*What is needed*. Pick each line containing the word "with" out of the data below.

····················

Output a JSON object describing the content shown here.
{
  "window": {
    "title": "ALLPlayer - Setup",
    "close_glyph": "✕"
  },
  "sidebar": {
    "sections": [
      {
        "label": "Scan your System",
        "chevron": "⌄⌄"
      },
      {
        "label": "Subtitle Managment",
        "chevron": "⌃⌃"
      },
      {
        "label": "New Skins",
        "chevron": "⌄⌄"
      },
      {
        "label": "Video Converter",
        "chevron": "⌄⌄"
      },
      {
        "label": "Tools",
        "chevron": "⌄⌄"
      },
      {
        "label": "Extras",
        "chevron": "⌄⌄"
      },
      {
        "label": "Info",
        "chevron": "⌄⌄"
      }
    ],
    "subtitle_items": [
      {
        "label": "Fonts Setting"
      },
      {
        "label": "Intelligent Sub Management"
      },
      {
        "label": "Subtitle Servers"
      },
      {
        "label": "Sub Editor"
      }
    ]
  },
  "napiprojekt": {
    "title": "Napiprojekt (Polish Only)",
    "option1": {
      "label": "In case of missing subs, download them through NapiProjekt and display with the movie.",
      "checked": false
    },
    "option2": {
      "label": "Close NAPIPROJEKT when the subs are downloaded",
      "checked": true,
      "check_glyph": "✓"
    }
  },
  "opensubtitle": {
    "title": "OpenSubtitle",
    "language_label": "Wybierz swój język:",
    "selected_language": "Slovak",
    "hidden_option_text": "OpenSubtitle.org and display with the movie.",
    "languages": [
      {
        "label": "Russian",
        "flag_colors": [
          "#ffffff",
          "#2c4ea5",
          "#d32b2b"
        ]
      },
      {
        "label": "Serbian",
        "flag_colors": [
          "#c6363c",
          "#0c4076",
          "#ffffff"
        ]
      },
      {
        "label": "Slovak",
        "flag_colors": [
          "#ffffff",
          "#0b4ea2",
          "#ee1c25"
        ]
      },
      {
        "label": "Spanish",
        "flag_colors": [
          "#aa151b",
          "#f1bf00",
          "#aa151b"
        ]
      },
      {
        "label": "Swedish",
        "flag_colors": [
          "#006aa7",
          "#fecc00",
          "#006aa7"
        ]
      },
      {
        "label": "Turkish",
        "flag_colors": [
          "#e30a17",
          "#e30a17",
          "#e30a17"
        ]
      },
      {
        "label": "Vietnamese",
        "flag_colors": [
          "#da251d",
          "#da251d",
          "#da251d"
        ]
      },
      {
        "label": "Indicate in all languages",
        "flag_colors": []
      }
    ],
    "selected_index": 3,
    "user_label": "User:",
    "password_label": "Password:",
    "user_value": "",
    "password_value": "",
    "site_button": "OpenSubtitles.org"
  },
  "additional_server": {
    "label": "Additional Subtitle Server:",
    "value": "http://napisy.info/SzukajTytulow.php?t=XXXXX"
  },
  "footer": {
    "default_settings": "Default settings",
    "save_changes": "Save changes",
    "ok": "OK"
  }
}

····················

*Result of this task*.
      "label": "In case of missing subs, download them through NapiProjekt and display with the movie.",
    "hidden_option_text": "OpenSubtitle.org and display with the movie.",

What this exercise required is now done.